The folks at the Daily Mail are big fans of science, regularly covering cutting-edge research from universities in the UK and abroad. But do scientists feel the same way about the English newspaper?
Not so much.
Each year, Dorothy Bishop, professor of developmental neuropsychology at England's University of Oxford, gives an award for "an article in an English-language national newspaper that achieves an unusually high level of inaccuracy." This year the Daily Mail garnered the dubious honor for its article "Just ONE cannabis joint ‘can cause psychiatric episodes similar to schizophrenia’ as well as damaging memory."
The article set a record low on Bishop's inaccuracy scale. It implied that humans could experience psychiatric episodes if they smoked small amounts of cannabis. The study the article was based on showed only that smoking an ultra-strong, synthetic compound similar to cannabis yielded inconclusive results--and the study involved not humans but mice.
The prize, properly the "Orwellian Prize for Journalistic Misrepresentation," is given on the basis of a point system, with three points for an error in a headline, two points for an error in a subhead, and one point for an error in the text. The winning article was awarded 23 points, achieving a new standard above last year's example article, which received 16.
Perhaps the award should be taken with a grain of salt, however, as the Daily Mail article was the only piece nominated.
Science writer and media critic Neurobonkers conducted a point-by-point demolition of the article in a blog post, noting that "Words that appear in the Daily Mail but that don't appear once in the study" included "behavior, cannabis, smoking, strongest, joint, developing, young, paranoid, mental, problems, accurate, mimics, trigger, abuse, abusers."
What does the Daily Mail have to say? Huffington Post Science emailed an inquiry to the Mail's editors, but it went unanswered by press time.

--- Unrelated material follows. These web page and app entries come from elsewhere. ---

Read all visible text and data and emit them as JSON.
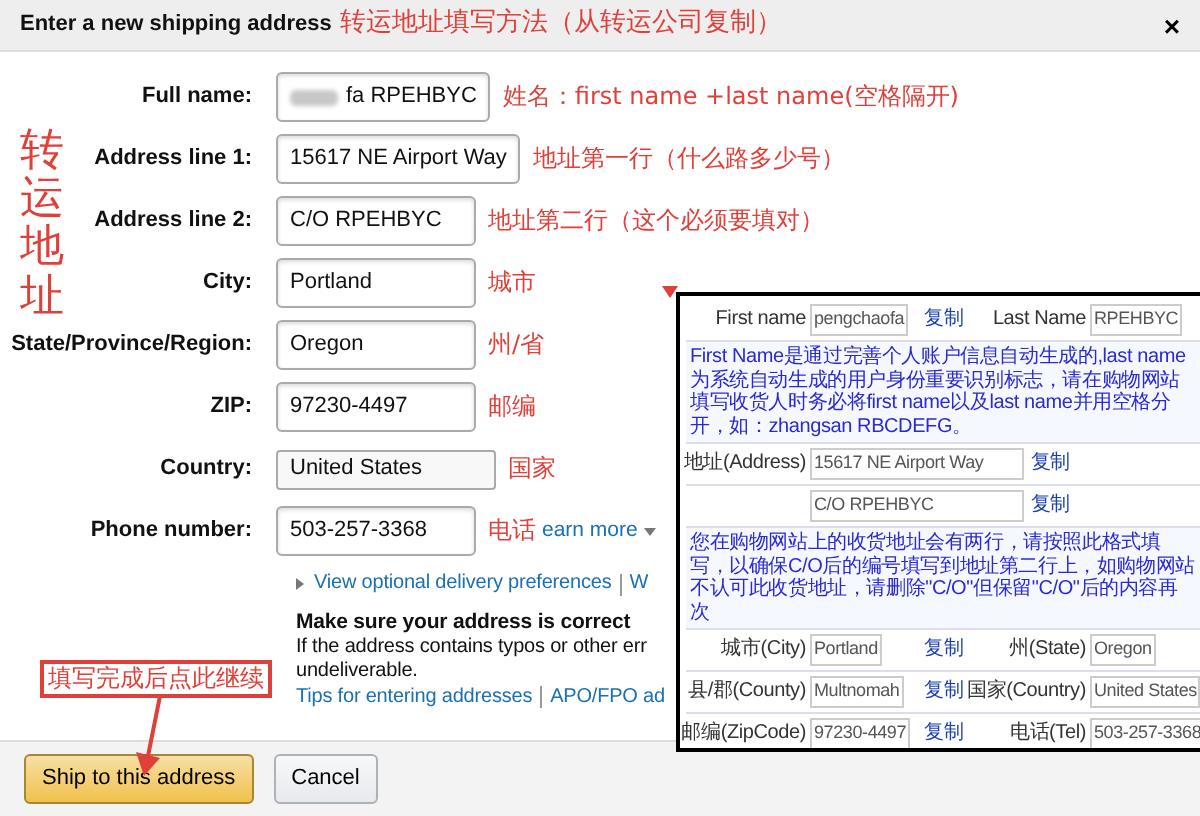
{
  "header": {
    "title": "Enter a new shipping address",
    "annotation": "转运地址填写方法（从转运公司复制）",
    "close": "×"
  },
  "side_annotation": "转运地址",
  "fields": [
    {
      "kind": "text",
      "label": "Full name:",
      "value": "fa RPEHBYC",
      "redacted": true,
      "annotation": "姓名：first name +last name(空格隔开)"
    },
    {
      "kind": "text",
      "label": "Address line 1:",
      "value": "15617 NE Airport Way",
      "annotation": "地址第一行（什么路多少号）"
    },
    {
      "kind": "text",
      "label": "Address line 2:",
      "value": "C/O  RPEHBYC",
      "annotation": "地址第二行（这个必须要填对）"
    },
    {
      "kind": "text",
      "label": "City:",
      "value": "Portland",
      "annotation": "城市"
    },
    {
      "kind": "text",
      "label": "State/Province/Region:",
      "value": "Oregon",
      "annotation": "州/省"
    },
    {
      "kind": "text",
      "label": "ZIP:",
      "value": "97230-4497",
      "annotation": "邮编"
    },
    {
      "kind": "select",
      "label": "Country:",
      "value": "United States",
      "annotation": "国家"
    },
    {
      "kind": "text",
      "label": "Phone number:",
      "value": "503-257-3368",
      "annotation": "电话",
      "link": "earn more"
    }
  ],
  "links": [
    "View optional delivery preferences",
    "W"
  ],
  "notice": {
    "title": "Make sure your address is correct",
    "lines": [
      "If the address contains typos or other err",
      "undeliverable."
    ],
    "links": [
      "Tips for entering addresses",
      "APO/FPO ad"
    ]
  },
  "buttons": [
    {
      "label": "Ship to this address",
      "kind": "primary"
    },
    {
      "label": "Cancel",
      "kind": "secondary"
    }
  ],
  "button_annotation": "填写完成后点此继续",
  "inset": {
    "rows": [
      {
        "kind": "pair",
        "label": "First name",
        "value": "pengchaofa",
        "copy": "复制",
        "label2": "Last Name",
        "value2": "RPEHBYC"
      },
      {
        "kind": "note",
        "text": "First Name是通过完善个人账户信息自动生成的,last name为系统自动生成的用户身份重要识别标志，请在购物网站填写收货人时务必将first name以及last name并用空格分开，如：zhangsan RBCDEFG。"
      },
      {
        "kind": "single",
        "label": "地址(Address)",
        "value": "15617 NE Airport Way",
        "copy": "复制"
      },
      {
        "kind": "single",
        "value": "C/O RPEHBYC",
        "copy": "复制"
      },
      {
        "kind": "note",
        "text": "您在购物网站上的收货地址会有两行，请按照此格式填写，以确保C/O后的编号填写到地址第二行上，如购物网站不认可此收货地址，请删除\"C/O\"但保留\"C/O\"后的内容再次"
      },
      {
        "kind": "pair",
        "label": "城市(City)",
        "value": "Portland",
        "copy": "复制",
        "label2": "州(State)",
        "value2": "Oregon"
      },
      {
        "kind": "pair",
        "label": "县/郡(County)",
        "value": "Multnomah",
        "copy": "复制",
        "label2": "国家(Country)",
        "value2": "United States"
      },
      {
        "kind": "pair",
        "label": "邮编(ZipCode)",
        "value": "97230-4497",
        "copy": "复制",
        "label2": "电话(Tel)",
        "value2": "503-257-3368"
      }
    ]
  }
}
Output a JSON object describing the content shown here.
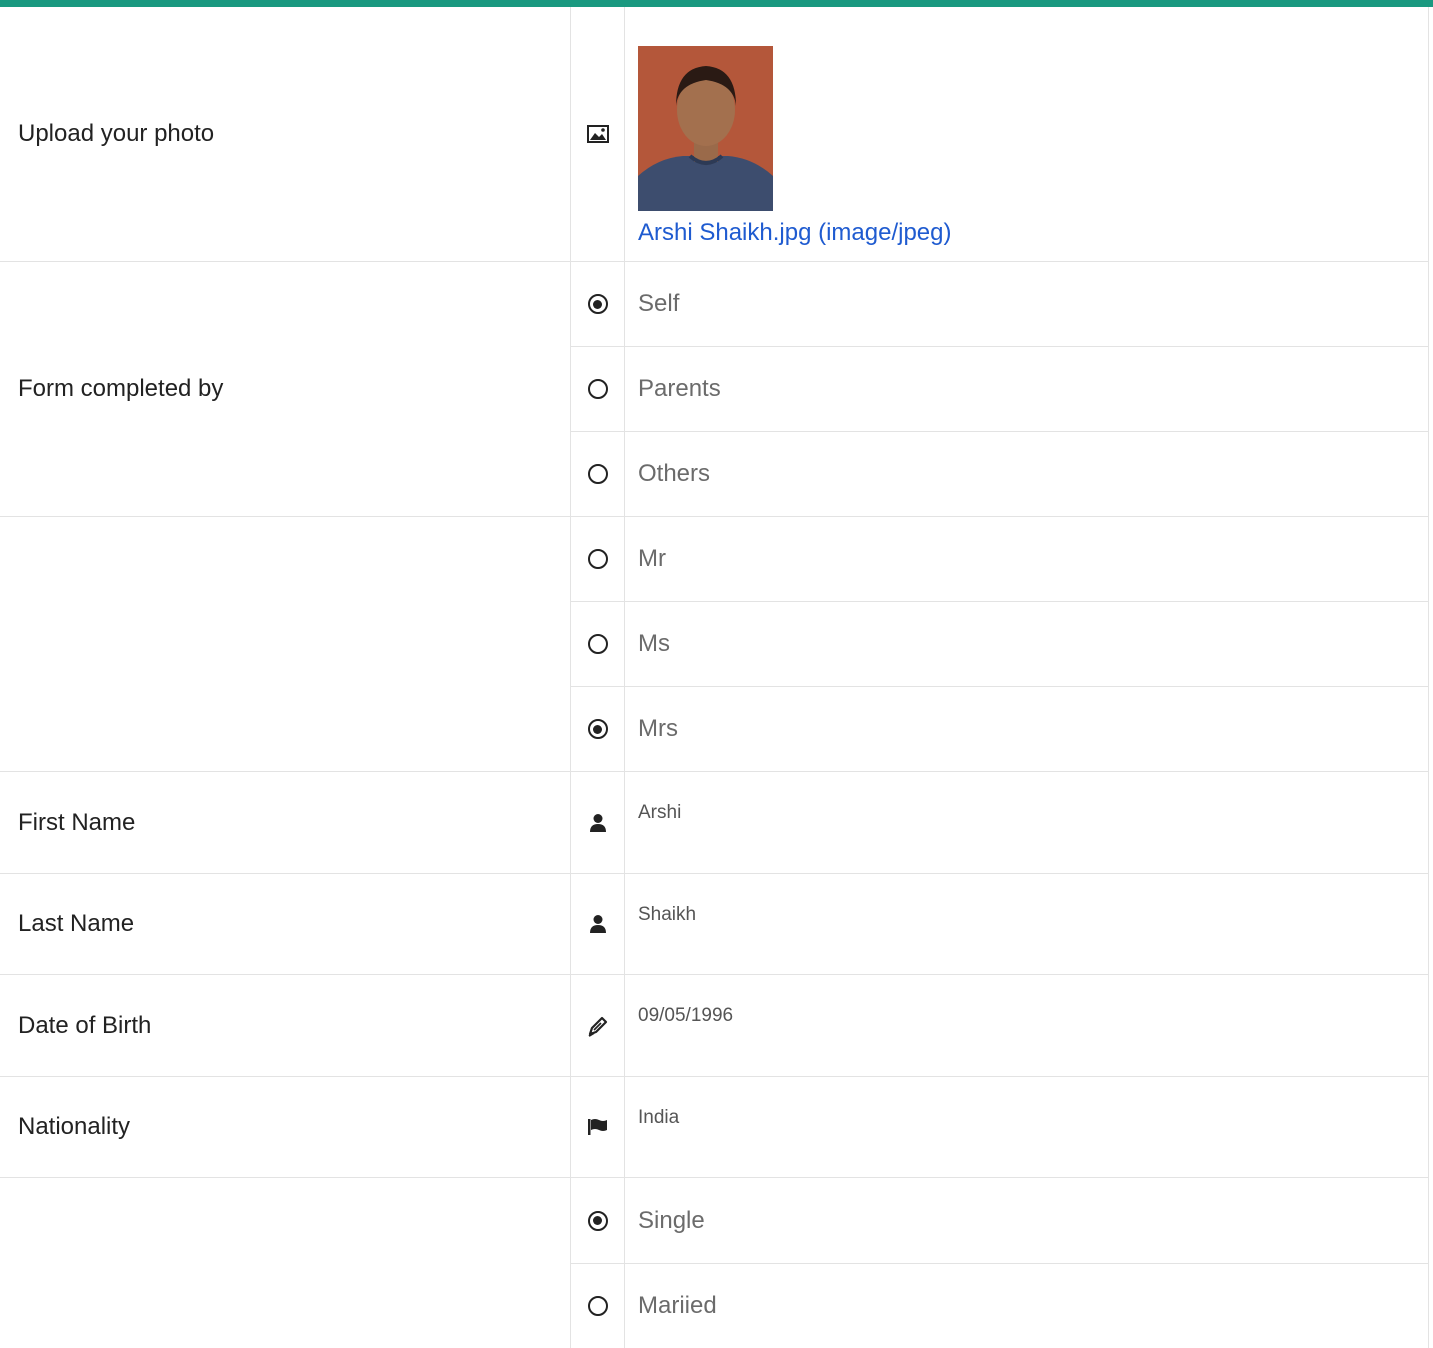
{
  "upload": {
    "label": "Upload your photo",
    "file_link": "Arshi Shaikh.jpg (image/jpeg)"
  },
  "completed_by": {
    "label": "Form completed by",
    "options": [
      {
        "label": "Self",
        "selected": true
      },
      {
        "label": "Parents",
        "selected": false
      },
      {
        "label": "Others",
        "selected": false
      }
    ]
  },
  "title": {
    "label": "",
    "options": [
      {
        "label": "Mr",
        "selected": false
      },
      {
        "label": "Ms",
        "selected": false
      },
      {
        "label": "Mrs",
        "selected": true
      }
    ]
  },
  "first_name": {
    "label": "First Name",
    "value": "Arshi",
    "icon": "user-icon"
  },
  "last_name": {
    "label": "Last Name",
    "value": "Shaikh",
    "icon": "user-icon"
  },
  "dob": {
    "label": "Date of Birth",
    "value": "09/05/1996",
    "icon": "pen-icon"
  },
  "nationality": {
    "label": "Nationality",
    "value": "India",
    "icon": "flag-icon"
  },
  "marital": {
    "label": "",
    "options": [
      {
        "label": "Single",
        "selected": true
      },
      {
        "label": "Mariied",
        "selected": false
      }
    ]
  },
  "colors": {
    "accent": "#1a9980",
    "link": "#1f5bd0",
    "border": "#e3e3e3"
  }
}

For the record, one joint is unlikely to reproduce the symptoms shown in the paper, let alone "cause psychiatric episodes." Assuming the chemical in the study is 30-times stronger than ordinary stuff and that a regular half-gram joint would carry 5% THC, a quick calculation suggests that a 150-lb. person would need to smoke about 25 joints all at once to even begin to approximate the dosage.